Bad precedent on a good gun law

The Supreme Court has given the go-ahead to Sandy Hook victims to file suit against gunmaker Remington Arms.  The ruling against Remington is a case of bad precedent on top of bad judgment.

On December 13, 2012, the deranged Adam Lanza murdered his mom with her own rifle and then butchered twenty students and six teachers.  He used an AR-like weapon, similar to ones that have been in widespread use for a half century and manufactured by dozens of makers and assemblers of like kind.

The earlier suit against the gunmaker by the parents of the victims was thrown out by the lower courts on the basis of the 2005 Protection of Lawful Commerce in Arms Act, which prevents lawsuits against a party for the commission of crimes by another party.  In other words, the chef and restaurant cannot be sued because one patron of a restaurant overate and had a heart attack.

The summary of the act: "To prohibit civil liability actions from being brought or continued against manufacturers, distributors, dealers, or importers of firearms or ammunition for damages, injunctive or other relief resulting from the misuse of their products by others."

According to the New York Post:

The families are grateful that the Supreme Court upheld precedent and denied Remington's latest attempt to avoid accountability," Joshua Koskoff, a lawyer for the Sandy Hook families, said in a statement.

We are ready to resume discovery and proceed towards trial in order to shed light on Remington's profit-driven strategy to expand the AR-15 market and court high-risk users at the expense of Americans' safety.

Previously, the Connecticut Supreme Court ruled 4-3 that the lawsuit could continue, citing an exemption in the federal law.

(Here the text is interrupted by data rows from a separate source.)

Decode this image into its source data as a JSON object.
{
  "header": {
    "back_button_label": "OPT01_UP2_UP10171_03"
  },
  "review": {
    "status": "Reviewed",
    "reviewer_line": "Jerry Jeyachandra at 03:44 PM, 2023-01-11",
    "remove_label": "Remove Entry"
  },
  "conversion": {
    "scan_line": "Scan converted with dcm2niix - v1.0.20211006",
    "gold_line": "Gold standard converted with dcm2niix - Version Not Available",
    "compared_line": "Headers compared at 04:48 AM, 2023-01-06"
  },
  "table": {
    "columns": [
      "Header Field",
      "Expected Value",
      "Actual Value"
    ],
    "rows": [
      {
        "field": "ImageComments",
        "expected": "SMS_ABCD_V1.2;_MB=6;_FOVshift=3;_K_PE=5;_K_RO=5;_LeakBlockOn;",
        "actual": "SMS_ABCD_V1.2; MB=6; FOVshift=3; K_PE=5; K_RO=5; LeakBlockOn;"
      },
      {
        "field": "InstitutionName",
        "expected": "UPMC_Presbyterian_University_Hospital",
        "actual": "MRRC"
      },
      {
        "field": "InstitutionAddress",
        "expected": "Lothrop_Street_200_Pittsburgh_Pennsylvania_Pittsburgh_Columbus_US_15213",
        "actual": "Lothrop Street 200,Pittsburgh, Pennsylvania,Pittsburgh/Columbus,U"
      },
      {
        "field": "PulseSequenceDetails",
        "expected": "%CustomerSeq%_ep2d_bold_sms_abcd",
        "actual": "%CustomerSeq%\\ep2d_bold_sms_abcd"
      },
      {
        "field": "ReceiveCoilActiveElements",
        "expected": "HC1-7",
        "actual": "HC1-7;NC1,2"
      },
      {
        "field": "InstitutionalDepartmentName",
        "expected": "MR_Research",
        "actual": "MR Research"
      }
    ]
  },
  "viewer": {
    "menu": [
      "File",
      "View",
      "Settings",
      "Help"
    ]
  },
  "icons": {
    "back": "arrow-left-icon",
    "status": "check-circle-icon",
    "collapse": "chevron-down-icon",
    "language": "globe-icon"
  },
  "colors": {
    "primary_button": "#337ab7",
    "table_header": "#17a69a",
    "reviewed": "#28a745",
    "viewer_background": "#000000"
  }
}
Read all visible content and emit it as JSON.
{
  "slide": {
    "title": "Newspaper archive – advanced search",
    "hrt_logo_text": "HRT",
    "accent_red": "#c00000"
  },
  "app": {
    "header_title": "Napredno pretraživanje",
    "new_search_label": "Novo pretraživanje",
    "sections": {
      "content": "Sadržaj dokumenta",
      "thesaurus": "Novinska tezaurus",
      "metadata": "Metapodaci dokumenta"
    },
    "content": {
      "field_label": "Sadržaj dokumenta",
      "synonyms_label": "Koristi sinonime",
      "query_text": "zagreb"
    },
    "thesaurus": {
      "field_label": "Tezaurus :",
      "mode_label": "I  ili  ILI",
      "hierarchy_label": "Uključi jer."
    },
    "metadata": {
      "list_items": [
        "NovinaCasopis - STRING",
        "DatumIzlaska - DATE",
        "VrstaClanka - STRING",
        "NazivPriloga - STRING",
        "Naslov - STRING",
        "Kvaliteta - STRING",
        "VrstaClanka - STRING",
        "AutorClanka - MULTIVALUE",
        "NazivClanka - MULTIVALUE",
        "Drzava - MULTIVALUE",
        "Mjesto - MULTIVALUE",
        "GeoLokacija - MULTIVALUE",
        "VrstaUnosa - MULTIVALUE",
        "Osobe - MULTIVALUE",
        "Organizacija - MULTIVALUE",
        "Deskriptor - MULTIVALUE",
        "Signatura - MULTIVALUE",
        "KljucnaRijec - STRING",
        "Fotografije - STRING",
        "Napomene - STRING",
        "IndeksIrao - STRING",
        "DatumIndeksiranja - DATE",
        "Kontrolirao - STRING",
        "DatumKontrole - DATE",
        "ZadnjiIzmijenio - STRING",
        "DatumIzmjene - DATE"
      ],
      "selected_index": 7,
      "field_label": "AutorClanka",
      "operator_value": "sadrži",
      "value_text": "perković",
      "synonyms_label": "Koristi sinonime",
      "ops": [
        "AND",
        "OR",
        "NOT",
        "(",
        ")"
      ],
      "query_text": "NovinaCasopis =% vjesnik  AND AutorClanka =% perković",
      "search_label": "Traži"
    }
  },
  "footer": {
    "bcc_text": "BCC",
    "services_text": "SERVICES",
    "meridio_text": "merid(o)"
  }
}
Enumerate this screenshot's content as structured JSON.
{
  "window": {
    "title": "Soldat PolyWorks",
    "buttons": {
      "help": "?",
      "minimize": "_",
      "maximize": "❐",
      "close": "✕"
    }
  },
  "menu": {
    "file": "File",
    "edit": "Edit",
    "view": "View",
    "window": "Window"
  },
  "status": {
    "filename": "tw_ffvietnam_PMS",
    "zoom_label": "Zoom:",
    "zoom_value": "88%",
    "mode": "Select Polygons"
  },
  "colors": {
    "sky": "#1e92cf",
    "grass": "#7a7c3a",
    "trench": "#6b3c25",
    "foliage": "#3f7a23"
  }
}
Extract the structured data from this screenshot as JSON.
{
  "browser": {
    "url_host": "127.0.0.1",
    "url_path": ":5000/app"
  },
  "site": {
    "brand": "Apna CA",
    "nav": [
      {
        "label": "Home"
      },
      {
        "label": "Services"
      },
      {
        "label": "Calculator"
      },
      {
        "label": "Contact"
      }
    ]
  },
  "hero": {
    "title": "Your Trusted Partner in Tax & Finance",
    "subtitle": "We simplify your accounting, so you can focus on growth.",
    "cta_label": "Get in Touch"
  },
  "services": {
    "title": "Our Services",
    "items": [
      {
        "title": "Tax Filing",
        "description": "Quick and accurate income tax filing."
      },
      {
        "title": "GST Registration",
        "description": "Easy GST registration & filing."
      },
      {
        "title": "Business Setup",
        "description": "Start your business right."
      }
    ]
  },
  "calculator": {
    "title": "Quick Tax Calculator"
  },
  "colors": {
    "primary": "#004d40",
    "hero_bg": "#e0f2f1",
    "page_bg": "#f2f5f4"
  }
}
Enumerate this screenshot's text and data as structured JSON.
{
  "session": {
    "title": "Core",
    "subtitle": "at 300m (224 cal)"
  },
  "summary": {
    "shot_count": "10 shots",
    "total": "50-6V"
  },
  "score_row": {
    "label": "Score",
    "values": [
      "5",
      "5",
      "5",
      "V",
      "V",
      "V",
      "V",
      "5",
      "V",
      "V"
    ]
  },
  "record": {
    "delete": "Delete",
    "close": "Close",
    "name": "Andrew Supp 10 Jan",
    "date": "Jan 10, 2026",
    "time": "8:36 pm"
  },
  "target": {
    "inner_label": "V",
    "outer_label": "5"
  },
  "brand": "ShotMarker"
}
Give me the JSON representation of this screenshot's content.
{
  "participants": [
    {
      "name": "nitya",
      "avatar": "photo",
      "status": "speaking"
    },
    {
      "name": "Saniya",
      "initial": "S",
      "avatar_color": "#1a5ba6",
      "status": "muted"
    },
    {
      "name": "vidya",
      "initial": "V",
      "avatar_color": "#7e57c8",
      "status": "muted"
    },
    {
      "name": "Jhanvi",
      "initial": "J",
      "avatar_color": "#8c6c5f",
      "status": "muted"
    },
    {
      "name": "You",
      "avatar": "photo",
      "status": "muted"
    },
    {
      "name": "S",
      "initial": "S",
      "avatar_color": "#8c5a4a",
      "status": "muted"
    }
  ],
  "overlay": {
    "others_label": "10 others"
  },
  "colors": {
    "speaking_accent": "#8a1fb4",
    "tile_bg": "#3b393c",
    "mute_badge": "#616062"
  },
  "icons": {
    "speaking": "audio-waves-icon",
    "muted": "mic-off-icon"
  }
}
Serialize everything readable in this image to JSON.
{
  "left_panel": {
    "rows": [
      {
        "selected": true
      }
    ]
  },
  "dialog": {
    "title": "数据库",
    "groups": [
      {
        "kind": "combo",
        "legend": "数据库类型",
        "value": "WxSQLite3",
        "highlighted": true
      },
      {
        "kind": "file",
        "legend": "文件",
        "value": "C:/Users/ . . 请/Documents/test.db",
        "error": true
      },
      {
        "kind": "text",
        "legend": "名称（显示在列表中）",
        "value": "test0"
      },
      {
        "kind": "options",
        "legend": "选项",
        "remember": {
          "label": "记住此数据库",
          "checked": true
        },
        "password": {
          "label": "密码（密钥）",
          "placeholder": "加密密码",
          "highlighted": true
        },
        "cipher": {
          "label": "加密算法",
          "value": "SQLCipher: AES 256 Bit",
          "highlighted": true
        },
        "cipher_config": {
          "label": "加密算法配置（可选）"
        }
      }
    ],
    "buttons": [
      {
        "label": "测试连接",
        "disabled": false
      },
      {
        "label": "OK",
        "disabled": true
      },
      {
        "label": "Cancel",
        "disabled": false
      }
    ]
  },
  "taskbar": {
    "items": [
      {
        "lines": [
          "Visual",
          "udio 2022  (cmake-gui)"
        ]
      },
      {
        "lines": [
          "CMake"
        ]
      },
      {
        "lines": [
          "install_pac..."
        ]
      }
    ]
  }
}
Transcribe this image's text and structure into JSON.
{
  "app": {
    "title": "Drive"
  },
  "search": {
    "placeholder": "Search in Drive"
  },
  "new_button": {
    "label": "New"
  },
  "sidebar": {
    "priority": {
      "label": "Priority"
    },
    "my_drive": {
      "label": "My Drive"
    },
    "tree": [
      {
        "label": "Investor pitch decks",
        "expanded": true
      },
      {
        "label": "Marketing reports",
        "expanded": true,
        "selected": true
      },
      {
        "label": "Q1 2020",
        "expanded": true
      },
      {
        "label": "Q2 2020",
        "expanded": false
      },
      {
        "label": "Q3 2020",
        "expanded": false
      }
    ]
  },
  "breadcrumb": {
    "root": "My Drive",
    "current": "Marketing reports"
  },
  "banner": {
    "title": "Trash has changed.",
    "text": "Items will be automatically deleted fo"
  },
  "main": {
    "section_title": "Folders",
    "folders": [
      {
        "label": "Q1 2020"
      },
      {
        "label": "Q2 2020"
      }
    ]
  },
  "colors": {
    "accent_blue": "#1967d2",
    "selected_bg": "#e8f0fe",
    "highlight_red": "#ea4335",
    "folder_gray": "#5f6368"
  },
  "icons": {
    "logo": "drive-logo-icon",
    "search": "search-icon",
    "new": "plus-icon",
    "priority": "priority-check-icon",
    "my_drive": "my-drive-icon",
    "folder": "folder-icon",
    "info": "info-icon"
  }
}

The connection between a shooter and a manufacturer of guns or ammunition is at most incidental or coincidental.  Manufacturers of guns have nothing to do with the shooting, any more than automakers have to do with driving.  The only constant in this picture is the criminal.

The laws protecting a party from the evil acts of another party go back to pre-biblical concepts of justice and logic and certainly pre-constitutional Common Law.  So does the right of self-defense, which includes also the right to one's private property, as well as the right to one's life.

Take away the means to self-defense (one's right to weapons), and one's life can end without meaning.

What SCOTUS gave America in violation of its previous rulings is a Pandora's box — poorly reasoned arguments and a precedent that can overturn any existing law on the books already, and more importantly, all former rulings covering lawful commerce.  It means that all gun manufacturers are at risk for the mere crime of lawfully manufacturing, transporting, and selling guns with traceable serial numbers.  It means that all manufacturers of firearms, handguns, and ammo are at risk.

The Supreme Court has given the go-ahead to Sandy Hook victims to file suit against gunmaker Remington Arms.  The ruling against Remington is a case of bad precedent on top of bad judgment.

On December 13, 2012, the deranged Adam Lanza murdered his mom with her own rifle and then butchered twenty students and six teachers.  He used an AR-like weapon, similar to ones that have been in widespread use for a half century and manufactured by dozens of makers and assemblers of like kind.

The earlier suit against the gunmaker by the parents of the victims was thrown out by the lower courts on the basis of the 2005 Protection of Lawful Commerce in Arms Act, which prevents lawsuits against a party for the commission of crimes by another party.  In other words, the chef and restaurant cannot be sued because one patron of a restaurant overate and had a heart attack.

The summary of the act: "To prohibit civil liability actions from being brought or continued against manufacturers, distributors, dealers, or importers of firearms or ammunition for damages, injunctive or other relief resulting from the misuse of their products by others."

According to the New York Post:

The families are grateful that the Supreme Court upheld precedent and denied Remington's latest attempt to avoid accountability," Joshua Koskoff, a lawyer for the Sandy Hook families, said in a statement.

We are ready to resume discovery and proceed towards trial in order to shed light on Remington's profit-driven strategy to expand the AR-15 market and court high-risk users at the expense of Americans' safety.

Previously, the Connecticut Supreme Court ruled 4-3 that the lawsuit could continue, citing an exemption in the federal law.

The connection between a shooter and a manufacturer of guns or ammunition is at most incidental or coincidental.  Manufacturers of guns have nothing to do with the shooting, any more than automakers have to do with driving.  The only constant in this picture is the criminal.

The laws protecting a party from the evil acts of another party go back to pre-biblical concepts of justice and logic and certainly pre-constitutional Common Law.  So does the right of self-defense, which includes also the right to one's private property, as well as the right to one's life.

Take away the means to self-defense (one's right to weapons), and one's life can end without meaning.

What SCOTUS gave America in violation of its previous rulings is a Pandora's box — poorly reasoned arguments and a precedent that can overturn any existing law on the books already, and more importantly, all former rulings covering lawful commerce.  It means that all gun manufacturers are at risk for the mere crime of lawfully manufacturing, transporting, and selling guns with traceable serial numbers.  It means that all manufacturers of firearms, handguns, and ammo are at risk.